Sudan's President Omar al-Bashir and the main rebel group in Darfur, the Justice and Equality Movement (Jem), are about to sign a ceasefire.
It is being seen as an important step to achieving peace before a national election in April.
Some 2.7 million people have fled their homes since the conflict began in the arid western region, and the UN says about 300,000 have died - mostly from disease.
How did the conflict start?
The Sudan Liberation Army (SLA) and Justice and Equality Movement (Jem) began attacking government targets in early 2003, accusing Khartoum of oppressing black Africans in favour of Arabs.
Darfur, which means land of the Fur, has faced many years of tension over land and grazing rights between the mostly nomadic Arabs, and farmers from the Fur, Massaleet and Zaghawa communities.
How did the government respond to the rebellion?
It admits mobilising "self-defence militias" following rebel attacks.
But it denies any links to the Arab Janjaweed militia - who are accused of trying to drive out black Africans from large swathes of territory.
President Omar al-Bashir has called the Janjaweed "thieves and gangsters".

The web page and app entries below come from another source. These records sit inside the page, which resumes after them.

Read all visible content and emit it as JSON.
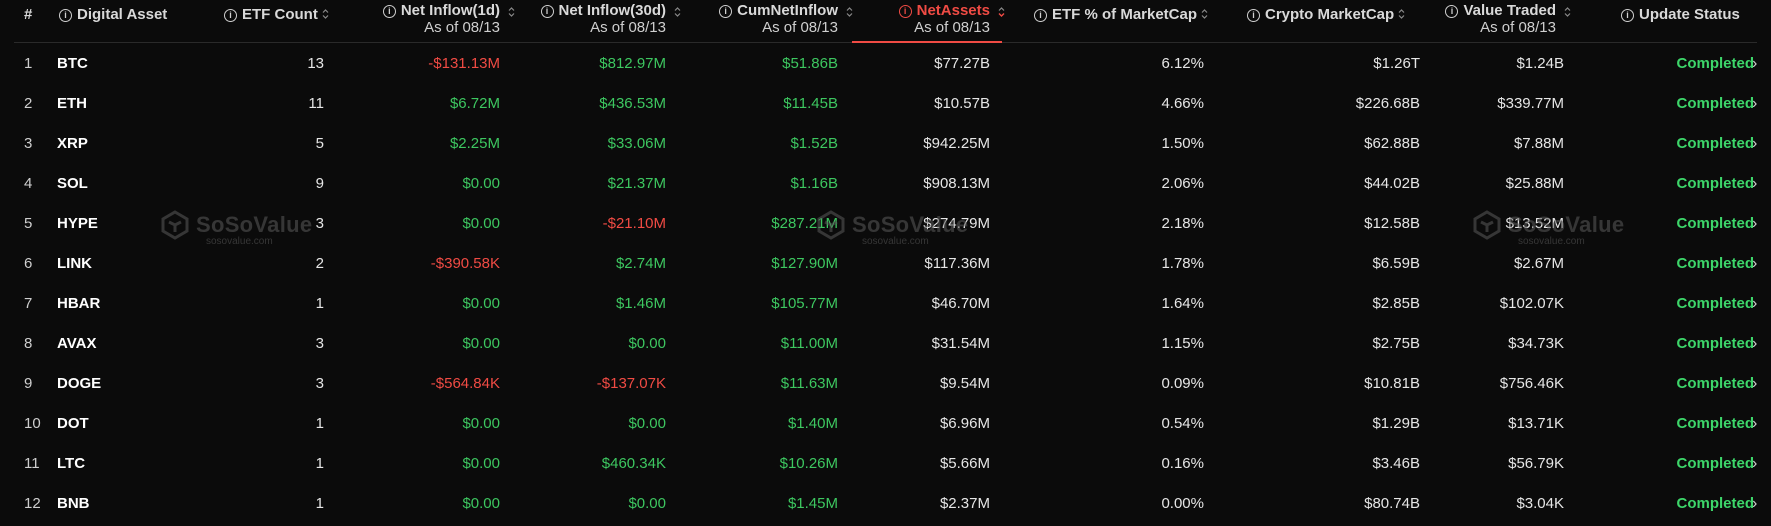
{
  "header": {
    "index": "#",
    "digital_asset": "Digital Asset",
    "etf_count": "ETF Count",
    "net_inflow_1d": "Net Inflow(1d)",
    "net_inflow_1d_sub": "As of 08/13",
    "net_inflow_30d": "Net Inflow(30d)",
    "net_inflow_30d_sub": "As of 08/13",
    "cum_net_inflow": "CumNetInflow",
    "cum_net_inflow_sub": "As of 08/13",
    "net_assets": "NetAssets",
    "net_assets_sub": "As of 08/13",
    "etf_pct_mcap": "ETF % of MarketCap",
    "crypto_mcap": "Crypto MarketCap",
    "value_traded": "Value Traded",
    "value_traded_sub": "As of 08/13",
    "update_status": "Update Status"
  },
  "watermark": {
    "name": "SoSoValue",
    "url": "sosovalue.com"
  },
  "colors": {
    "positive": "#3dc760",
    "negative": "#f04b44",
    "status": "#3dd66a",
    "active_sort": "#f04b44"
  },
  "rows": [
    {
      "index": "1",
      "asset": "BTC",
      "etf_count": "13",
      "inflow_1d": "-$131.13M",
      "inflow_1d_sign": "neg",
      "inflow_30d": "$812.97M",
      "inflow_30d_sign": "pos",
      "cum_inflow": "$51.86B",
      "cum_inflow_sign": "pos",
      "net_assets": "$77.27B",
      "etf_pct": "6.12%",
      "mcap": "$1.26T",
      "value_traded": "$1.24B",
      "status": "Completed"
    },
    {
      "index": "2",
      "asset": "ETH",
      "etf_count": "11",
      "inflow_1d": "$6.72M",
      "inflow_1d_sign": "pos",
      "inflow_30d": "$436.53M",
      "inflow_30d_sign": "pos",
      "cum_inflow": "$11.45B",
      "cum_inflow_sign": "pos",
      "net_assets": "$10.57B",
      "etf_pct": "4.66%",
      "mcap": "$226.68B",
      "value_traded": "$339.77M",
      "status": "Completed"
    },
    {
      "index": "3",
      "asset": "XRP",
      "etf_count": "5",
      "inflow_1d": "$2.25M",
      "inflow_1d_sign": "pos",
      "inflow_30d": "$33.06M",
      "inflow_30d_sign": "pos",
      "cum_inflow": "$1.52B",
      "cum_inflow_sign": "pos",
      "net_assets": "$942.25M",
      "etf_pct": "1.50%",
      "mcap": "$62.88B",
      "value_traded": "$7.88M",
      "status": "Completed"
    },
    {
      "index": "4",
      "asset": "SOL",
      "etf_count": "9",
      "inflow_1d": "$0.00",
      "inflow_1d_sign": "pos",
      "inflow_30d": "$21.37M",
      "inflow_30d_sign": "pos",
      "cum_inflow": "$1.16B",
      "cum_inflow_sign": "pos",
      "net_assets": "$908.13M",
      "etf_pct": "2.06%",
      "mcap": "$44.02B",
      "value_traded": "$25.88M",
      "status": "Completed"
    },
    {
      "index": "5",
      "asset": "HYPE",
      "etf_count": "3",
      "inflow_1d": "$0.00",
      "inflow_1d_sign": "pos",
      "inflow_30d": "-$21.10M",
      "inflow_30d_sign": "neg",
      "cum_inflow": "$287.21M",
      "cum_inflow_sign": "pos",
      "net_assets": "$274.79M",
      "etf_pct": "2.18%",
      "mcap": "$12.58B",
      "value_traded": "$13.52M",
      "status": "Completed"
    },
    {
      "index": "6",
      "asset": "LINK",
      "etf_count": "2",
      "inflow_1d": "-$390.58K",
      "inflow_1d_sign": "neg",
      "inflow_30d": "$2.74M",
      "inflow_30d_sign": "pos",
      "cum_inflow": "$127.90M",
      "cum_inflow_sign": "pos",
      "net_assets": "$117.36M",
      "etf_pct": "1.78%",
      "mcap": "$6.59B",
      "value_traded": "$2.67M",
      "status": "Completed"
    },
    {
      "index": "7",
      "asset": "HBAR",
      "etf_count": "1",
      "inflow_1d": "$0.00",
      "inflow_1d_sign": "pos",
      "inflow_30d": "$1.46M",
      "inflow_30d_sign": "pos",
      "cum_inflow": "$105.77M",
      "cum_inflow_sign": "pos",
      "net_assets": "$46.70M",
      "etf_pct": "1.64%",
      "mcap": "$2.85B",
      "value_traded": "$102.07K",
      "status": "Completed"
    },
    {
      "index": "8",
      "asset": "AVAX",
      "etf_count": "3",
      "inflow_1d": "$0.00",
      "inflow_1d_sign": "pos",
      "inflow_30d": "$0.00",
      "inflow_30d_sign": "pos",
      "cum_inflow": "$11.00M",
      "cum_inflow_sign": "pos",
      "net_assets": "$31.54M",
      "etf_pct": "1.15%",
      "mcap": "$2.75B",
      "value_traded": "$34.73K",
      "status": "Completed"
    },
    {
      "index": "9",
      "asset": "DOGE",
      "etf_count": "3",
      "inflow_1d": "-$564.84K",
      "inflow_1d_sign": "neg",
      "inflow_30d": "-$137.07K",
      "inflow_30d_sign": "neg",
      "cum_inflow": "$11.63M",
      "cum_inflow_sign": "pos",
      "net_assets": "$9.54M",
      "etf_pct": "0.09%",
      "mcap": "$10.81B",
      "value_traded": "$756.46K",
      "status": "Completed"
    },
    {
      "index": "10",
      "asset": "DOT",
      "etf_count": "1",
      "inflow_1d": "$0.00",
      "inflow_1d_sign": "pos",
      "inflow_30d": "$0.00",
      "inflow_30d_sign": "pos",
      "cum_inflow": "$1.40M",
      "cum_inflow_sign": "pos",
      "net_assets": "$6.96M",
      "etf_pct": "0.54%",
      "mcap": "$1.29B",
      "value_traded": "$13.71K",
      "status": "Completed"
    },
    {
      "index": "11",
      "asset": "LTC",
      "etf_count": "1",
      "inflow_1d": "$0.00",
      "inflow_1d_sign": "pos",
      "inflow_30d": "$460.34K",
      "inflow_30d_sign": "pos",
      "cum_inflow": "$10.26M",
      "cum_inflow_sign": "pos",
      "net_assets": "$5.66M",
      "etf_pct": "0.16%",
      "mcap": "$3.46B",
      "value_traded": "$56.79K",
      "status": "Completed"
    },
    {
      "index": "12",
      "asset": "BNB",
      "etf_count": "1",
      "inflow_1d": "$0.00",
      "inflow_1d_sign": "pos",
      "inflow_30d": "$0.00",
      "inflow_30d_sign": "pos",
      "cum_inflow": "$1.45M",
      "cum_inflow_sign": "pos",
      "net_assets": "$2.37M",
      "etf_pct": "0.00%",
      "mcap": "$80.74B",
      "value_traded": "$3.04K",
      "status": "Completed"
    }
  ]
}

But refugees say air raids by government aircraft would be followed by attacks from the Janjaweed, who would ride into villages on horses and camels, slaughtering men, raping women and stealing whatever they could find.
The US and some human rights groups have said genocide is taking place - though a UN investigation team in 2005 concluded that war crimes had been committed but there had been no intent to commit genocide.
Trials have been announced in Khartoum of some members of the security forces suspected of abuses - but this is viewed as part of a campaign against attempts to get suspects tried at the International Criminal Court (ICC) in The Hague.
What has happened to Darfur's civilians?
The United Nations says more than 2.7 million people have fled their homes and now live in camps near Darfur's main towns.
Darfuris say the Janjaweed patrol outside the camps and men are killed and women raped if they venture too far in search of firewood or water.
Some 200,000 people have also sought safety in neighbouring Chad. Many of these are camped along a 600km (372 mile) stretch of the border and remain vulnerable to attacks from the Sudan side.
Chad's eastern areas have a similar ethnic make-up to Darfur and the violence has spilled over the border area, with the neighbours accusing one another of supporting each other's rebel groups.
Many aid agencies have been working in Darfur but they are unable to get access to vast areas because of the insecurity.
Several were banned from northern Sudan after the International Criminal Court issued an arrest warrant for President Bashir in 2009 for alleged war crimes.
How many have died?
The United Nations says up to 300,000 people have died from the combined effects of war, hunger and disease.
President Bashir puts the death toll at 10,000.
Accurate figures are difficult to research and have made no distinction between those dying as a result of violence and those dying as a result of starvation or disease in the camps.
The numbers are crucial in determining whether the deaths in Darfur are genocide or - as the Sudanese government says - the situation is being exaggerated.
Is anyone trying to stop the fighting?
There are thousands of peacekeepers in the region under the auspices of a joint African Union-UN peacekeeping mission, Unamid.
Last August, the UN's outgoing military commander General Martin Agwai said the conflict was effectively over and isolated attacks and banditry were the region's main problems now.
There was a peace deal in 2006, but only one of many rebel factions signed up to it.
Qatar, the United Nations, the African Union, Arab League and Chad have all helped to arrange peace talks between Khartoum and Jem over the past few years.
The US envoy to Darfur, Scott Gration, has also been involved in talks aimed at getting the rebel groups to agree a common position so they can take part in broader peace talks.
It is hoped that the ceasefire with Jem will see other rebels sit down at the negotiating table.
Who is to blame?
The international community lays much of the blame on Mr Bashir.
He has frequently been accused of supporting the pro-government militias.
The International Criminal Court in The Hague issued an arrest warrant last year for war crimes and crimes against humanity.
An attempt to add genocide to the charge was initially refused - but prosecutors appealed and the court's pre-trial chamber has now been ordered to reconsider genocide charges.
Rebel groups have also been held responsible for some atrocities.
But the case against rebel leader Bahar Idriss Abu Garda, accused of planning the killing of 12 African Union peacekeepers in 2007, was dropped this year as the ICC ruled there was not enough evidence to support a trial.